All categories of insurance intermediary must be registered in the national register of intermediaries (Vermittlerregister). Some categories are licensed by the local Chambers of Commerce and Industry (Industrie- und Handelskammer, IHK). There are specific exceptions from the licensing requirement, see below for more details.

Insurance intermediaries in Germany are advised to seek specific guidance from their local Chamber of Commerce and Industry on their registration and licence requirements before conducting business with Lloyd’s underwriters.

Last updated: 05 May 2015

Insurance documentation

Insurance documents

Contract certainty applies to general insurance contracts either entered into by a UK regulated insurer (such as Lloyd’s underwriters) or arranged through a UK regulated broker (such as Lloyd’s brokers based in the UK).

Lloyd's has developed Quality Assurance (QA) checks to help the market comply with this requirement.

Further information on contract certainty can be found on the Market Reform website.

Last updated: 03 Oct 2016

Market Reform contract guidance

This guidance on completing a Market Reform Contract (MRC) focuses on tax and regulatory checks.

It provides advice on completion of the Fiscal and Regulatory section, plus completion of headings in other sections relevant to fiscal and regulatory compliance.

The guidance below relates to insurance (ie not reinsurance).
Last updated: 20 Mar 2014

Choice of law

To meet contract certainty requirements, the insurance contract must contain a choice of law clause.
Last updated: 20 Mar 2014

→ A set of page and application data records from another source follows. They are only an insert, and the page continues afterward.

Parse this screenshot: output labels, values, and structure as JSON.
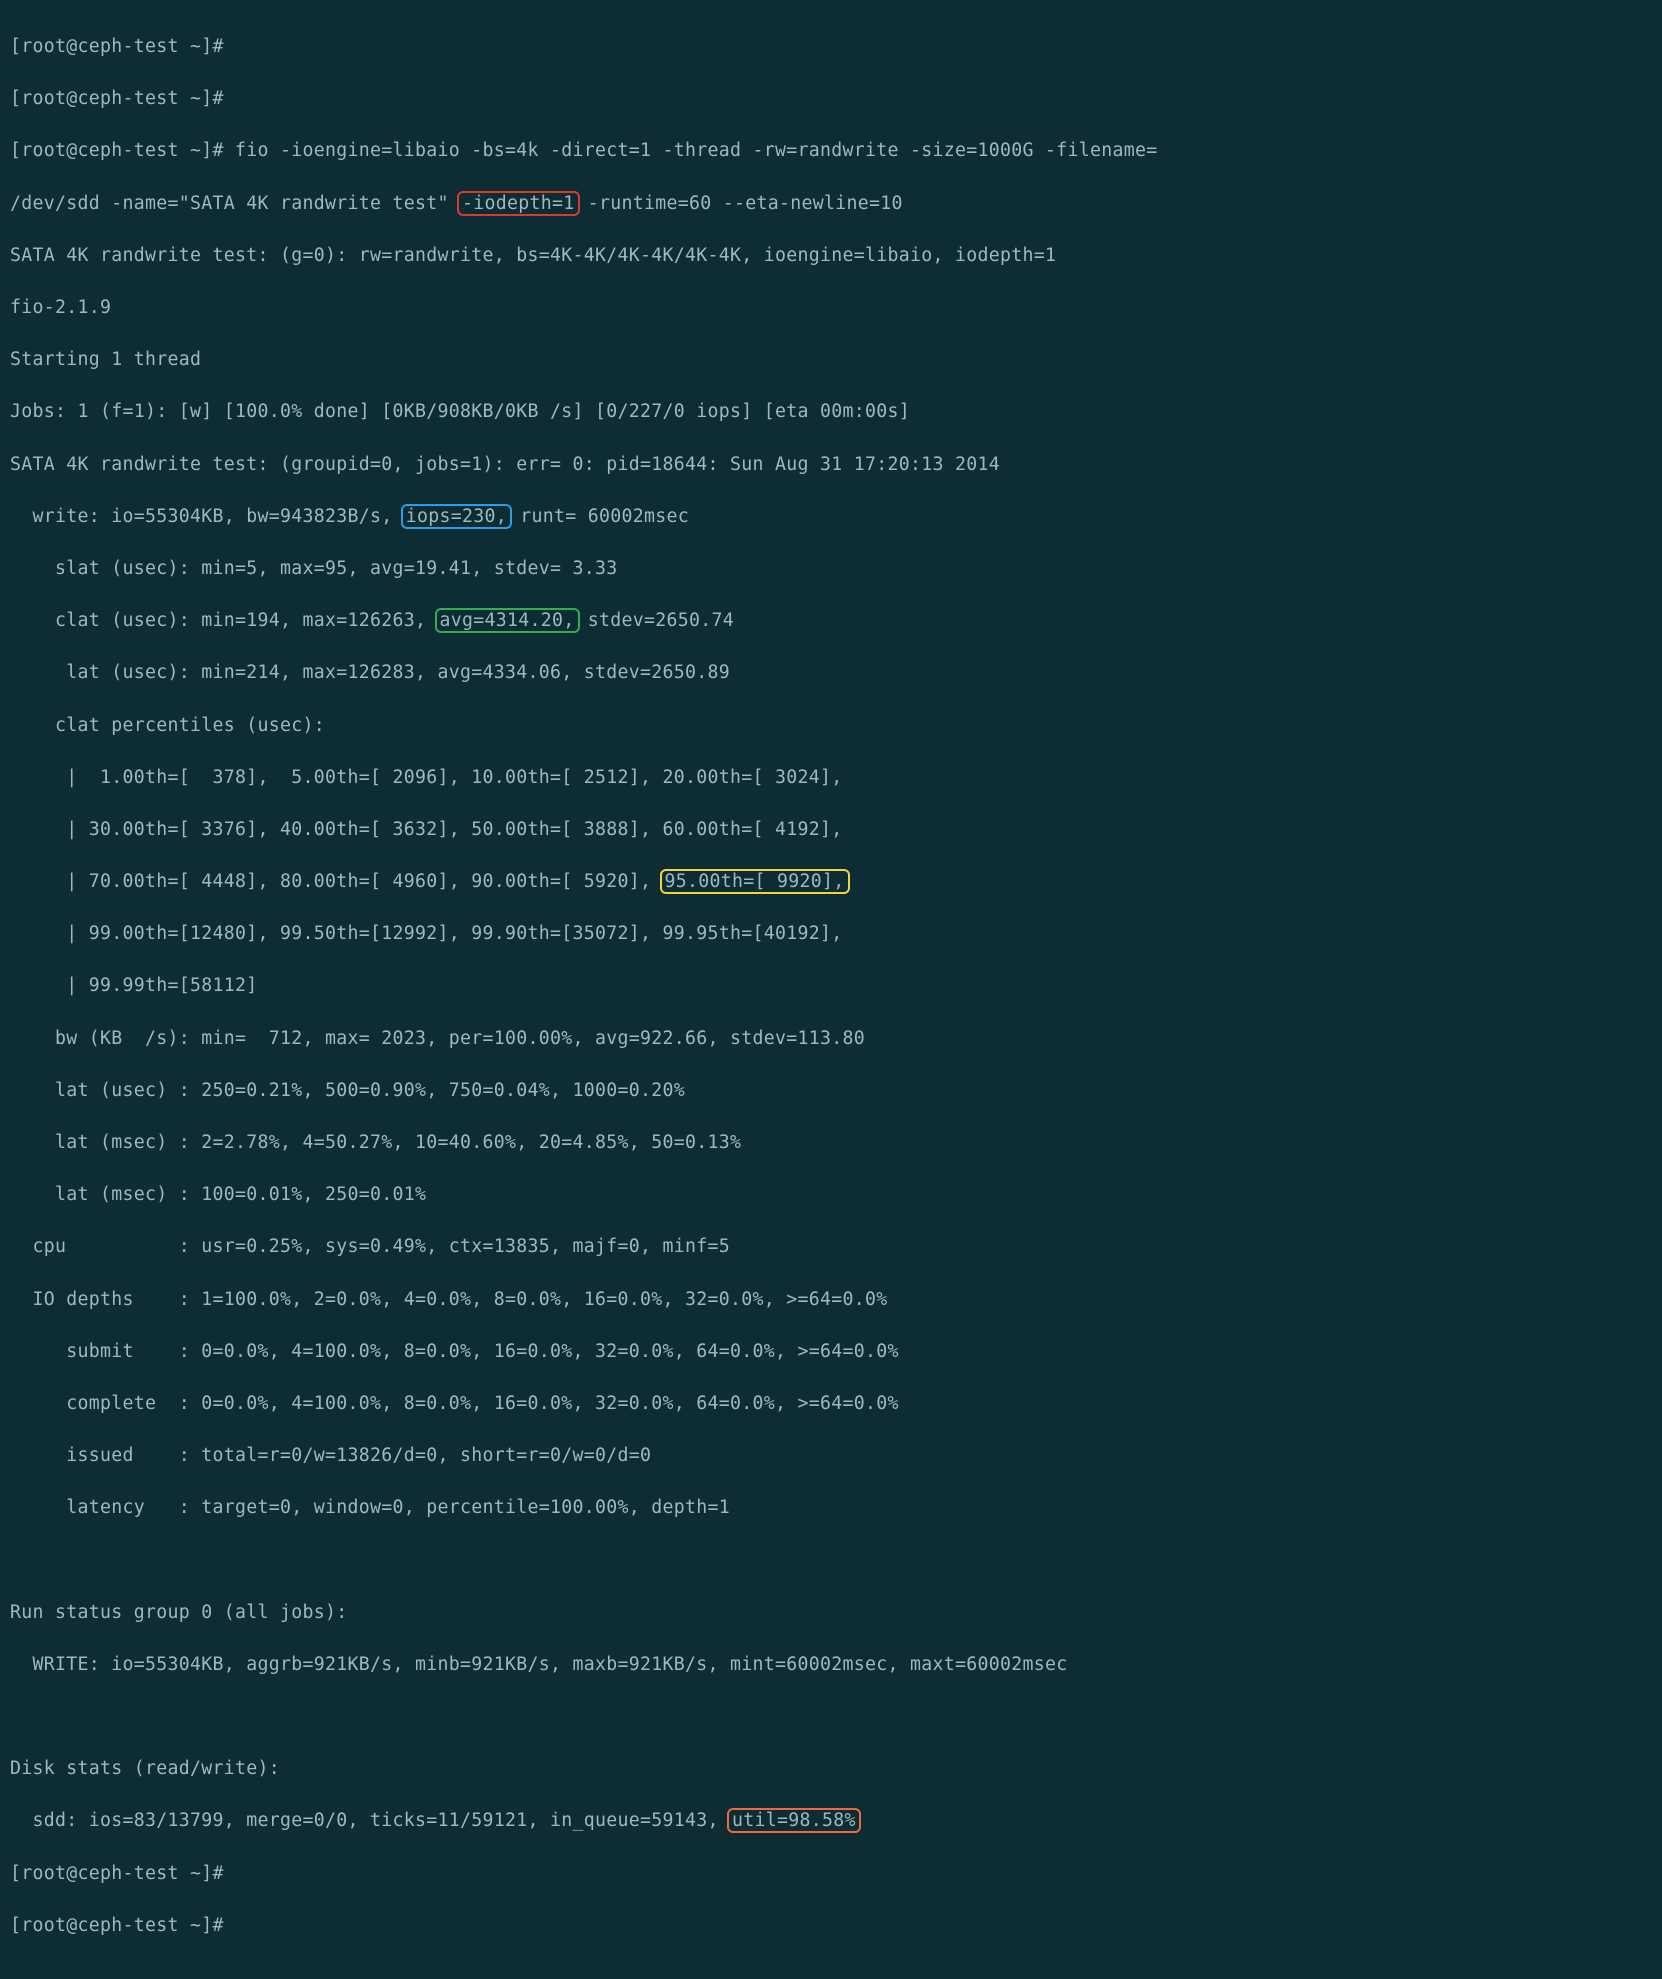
{
  "prompt1": "[root@ceph-test ~]#",
  "prompt2": "[root@ceph-test ~]#",
  "cmd_prompt": "[root@ceph-test ~]# ",
  "cmd_part1": "fio -ioengine=libaio -bs=4k -direct=1 -thread -rw=randwrite -size=1000G -filename=",
  "cmd_part2": "/dev/sdd -name=\"SATA 4K randwrite test\" ",
  "cmd_iodepth": "-iodepth=1",
  "cmd_part3": " -runtime=60 --eta-newline=10",
  "out_jobdef": "SATA 4K randwrite test: (g=0): rw=randwrite, bs=4K-4K/4K-4K/4K-4K, ioengine=libaio, iodepth=1",
  "out_ver": "fio-2.1.9",
  "out_start": "Starting 1 thread",
  "out_jobs": "Jobs: 1 (f=1): [w] [100.0% done] [0KB/908KB/0KB /s] [0/227/0 iops] [eta 00m:00s]",
  "out_hdr": "SATA 4K randwrite test: (groupid=0, jobs=1): err= 0: pid=18644: Sun Aug 31 17:20:13 2014",
  "write_pre": "  write: io=55304KB, bw=943823B/s, ",
  "write_iops": "iops=230,",
  "write_post": " runt= 60002msec",
  "slat": "    slat (usec): min=5, max=95, avg=19.41, stdev= 3.33",
  "clat_pre": "    clat (usec): min=194, max=126263, ",
  "clat_avg": "avg=4314.20,",
  "clat_post": " stdev=2650.74",
  "lat": "     lat (usec): min=214, max=126283, avg=4334.06, stdev=2650.89",
  "pct_hdr": "    clat percentiles (usec):",
  "pct1": "     |  1.00th=[  378],  5.00th=[ 2096], 10.00th=[ 2512], 20.00th=[ 3024],",
  "pct2": "     | 30.00th=[ 3376], 40.00th=[ 3632], 50.00th=[ 3888], 60.00th=[ 4192],",
  "pct3_pre": "     | 70.00th=[ 4448], 80.00th=[ 4960], 90.00th=[ 5920], ",
  "pct3_hl": "95.00th=[ 9920],",
  "pct4": "     | 99.00th=[12480], 99.50th=[12992], 99.90th=[35072], 99.95th=[40192],",
  "pct5": "     | 99.99th=[58112]",
  "bw": "    bw (KB  /s): min=  712, max= 2023, per=100.00%, avg=922.66, stdev=113.80",
  "lat_u": "    lat (usec) : 250=0.21%, 500=0.90%, 750=0.04%, 1000=0.20%",
  "lat_m1": "    lat (msec) : 2=2.78%, 4=50.27%, 10=40.60%, 20=4.85%, 50=0.13%",
  "lat_m2": "    lat (msec) : 100=0.01%, 250=0.01%",
  "cpu": "  cpu          : usr=0.25%, sys=0.49%, ctx=13835, majf=0, minf=5",
  "iod": "  IO depths    : 1=100.0%, 2=0.0%, 4=0.0%, 8=0.0%, 16=0.0%, 32=0.0%, >=64=0.0%",
  "sub": "     submit    : 0=0.0%, 4=100.0%, 8=0.0%, 16=0.0%, 32=0.0%, 64=0.0%, >=64=0.0%",
  "comp": "     complete  : 0=0.0%, 4=100.0%, 8=0.0%, 16=0.0%, 32=0.0%, 64=0.0%, >=64=0.0%",
  "iss": "     issued    : total=r=0/w=13826/d=0, short=r=0/w=0/d=0",
  "lat2": "     latency   : target=0, window=0, percentile=100.00%, depth=1",
  "blank": " ",
  "rsg": "Run status group 0 (all jobs):",
  "rsg_w": "  WRITE: io=55304KB, aggrb=921KB/s, minb=921KB/s, maxb=921KB/s, mint=60002msec, maxt=60002msec",
  "ds_hdr": "Disk stats (read/write):",
  "ds_pre": "  sdd: ios=83/13799, merge=0/0, ticks=11/59121, in_queue=59143, ",
  "ds_util": "util=98.58%",
  "prompt_end1": "[root@ceph-test ~]#",
  "prompt_end2": "[root@ceph-test ~]#",
  "highlight_colors": {
    "iodepth": "#d63c2b",
    "iops": "#2a9ee6",
    "clat_avg": "#2fae52",
    "p95": "#f4d23c",
    "util": "#ee6a3a"
  }
}
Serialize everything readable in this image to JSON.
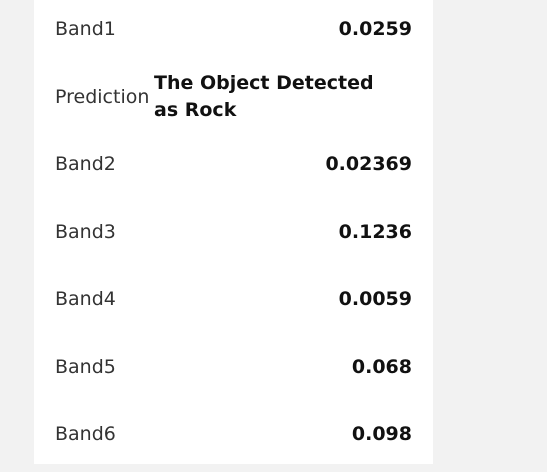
{
  "rows": [
    {
      "label": "Band1",
      "value": "0.0259"
    },
    {
      "label": "Prediction",
      "value": "The Object Detected as Rock"
    },
    {
      "label": "Band2",
      "value": "0.02369"
    },
    {
      "label": "Band3",
      "value": "0.1236"
    },
    {
      "label": "Band4",
      "value": "0.0059"
    },
    {
      "label": "Band5",
      "value": "0.068"
    },
    {
      "label": "Band6",
      "value": "0.098"
    }
  ]
}
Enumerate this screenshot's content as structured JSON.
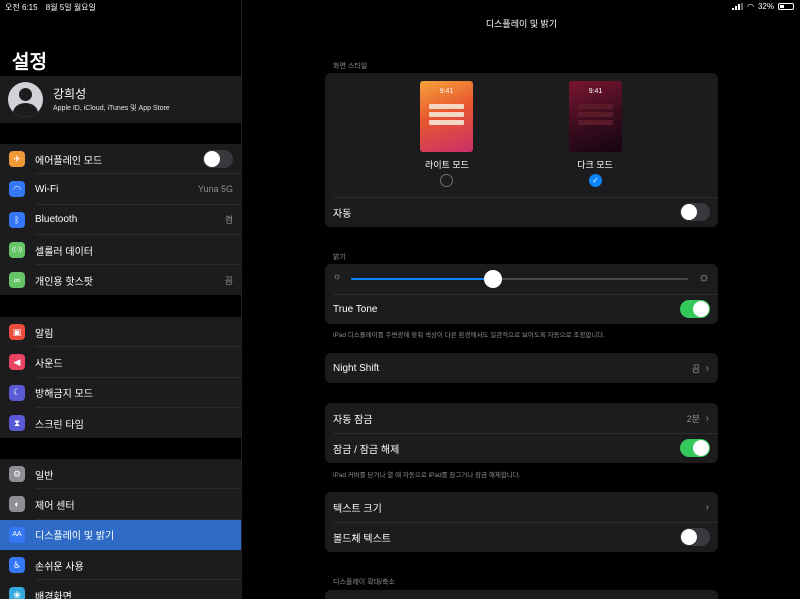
{
  "status": {
    "time": "오전 6:15",
    "date": "8월 5일 월요일",
    "battery": "32%",
    "battery_level": 0.32
  },
  "sidebar": {
    "title": "설정",
    "profile": {
      "name": "강희성",
      "subtitle": "Apple ID, iCloud, iTunes 및 App Store"
    },
    "group1": [
      {
        "label": "에어플레인 모드",
        "icon": "airplane-icon",
        "color": "#f09a37",
        "toggle": false
      },
      {
        "label": "Wi-Fi",
        "icon": "wifi-icon",
        "color": "#3478f6",
        "value": "Yuna 5G"
      },
      {
        "label": "Bluetooth",
        "icon": "bluetooth-icon",
        "color": "#3478f6",
        "value": "켬"
      },
      {
        "label": "셀룰러 데이터",
        "icon": "cellular-icon",
        "color": "#65c466"
      },
      {
        "label": "개인용 핫스팟",
        "icon": "hotspot-icon",
        "color": "#65c466",
        "value": "끔"
      }
    ],
    "group2": [
      {
        "label": "알림",
        "icon": "notifications-icon",
        "color": "#eb4d3d"
      },
      {
        "label": "사운드",
        "icon": "sound-icon",
        "color": "#eb4462"
      },
      {
        "label": "방해금지 모드",
        "icon": "moon-icon",
        "color": "#5b5ad6"
      },
      {
        "label": "스크린 타임",
        "icon": "hourglass-icon",
        "color": "#5b5ad6"
      }
    ],
    "group3": [
      {
        "label": "일반",
        "icon": "gear-icon",
        "color": "#8e8e93"
      },
      {
        "label": "제어 센터",
        "icon": "switches-icon",
        "color": "#8e8e93"
      },
      {
        "label": "디스플레이 및 밝기",
        "icon": "display-aa-icon",
        "color": "#3478f6",
        "active": true
      },
      {
        "label": "손쉬운 사용",
        "icon": "accessibility-icon",
        "color": "#3478f6"
      },
      {
        "label": "배경화면",
        "icon": "wallpaper-icon",
        "color": "#35aadc"
      }
    ]
  },
  "main": {
    "title": "디스플레이 및 밝기",
    "appearance_section": "화면 스타일",
    "light": {
      "label": "라이트 모드",
      "time": "9:41",
      "selected": false
    },
    "dark": {
      "label": "다크 모드",
      "time": "9:41",
      "selected": true
    },
    "auto_label": "자동",
    "auto_on": false,
    "brightness_section": "밝기",
    "brightness_level": 0.42,
    "true_tone_label": "True Tone",
    "true_tone_on": true,
    "true_tone_note": "iPad 디스플레이를 주변광에 맞춰 색상이 다른 환경에서도 일관적으로 보이도록 자동으로 조정합니다.",
    "night_shift_label": "Night Shift",
    "night_shift_value": "끔",
    "auto_lock_label": "자동 잠금",
    "auto_lock_value": "2분",
    "lock_unlock_label": "잠금 / 잠금 해제",
    "lock_unlock_on": true,
    "lock_note": "iPad 커버를 닫거나 열 때 자동으로 iPad를 잠그거나 잠금 해제합니다.",
    "text_size_label": "텍스트 크기",
    "bold_text_label": "볼드체 텍스트",
    "bold_text_on": false,
    "zoom_section": "디스플레이 확대/축소"
  }
}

To meet contract certainty requirements, the insurance contract must contain a jurisdiction clause.

The Revised Brussels I Regulation 1215/2012/EU applies and determines the jurisdiction applicable.

Insurance of large risks: The underwriter can agree with the insured the jurisdiction that will apply to the contract.

Insurance of mass risks: In the event of a dispute, the rules in the Revised Brussels I Regulation determine the EU member state(s), in which a party can bring an action.

Reinsurance: The underwriter can agree with the reinsured the EU member state whose jurisdiction will apply to the contract.

Last updated: 07 Jan 2015

Service of suit


To meet contract certainty requirements, the insurance contract must contain a service of suit clause.

Establishment business: Lloyd's General Representative must be nominated for establishment policies.

Services business: Lloyd's General Representative may be nominated for services policies.

There is a standard service of suit clause LSW487 for use in Europe and this is available on the Lloyd's Wordings Repository.


There are no requirements for reinsurance business.

Last updated: 24 Mar 2016

Lloyd's representation and other contact details

Lloyd's representative

Jan Blumenthal
Hauptbevollmächtigter / Lloyd's General Representative for Germany
Lloyd’s Versicherer
Niederlassung für Deutschland
Taunusanlage 11
60329 Frankfurt

Tel: +49 (0)69 7144 88 1 0
Fax: +49 (0)69 7144 88 1 99


Last updated: 24 Mar 2016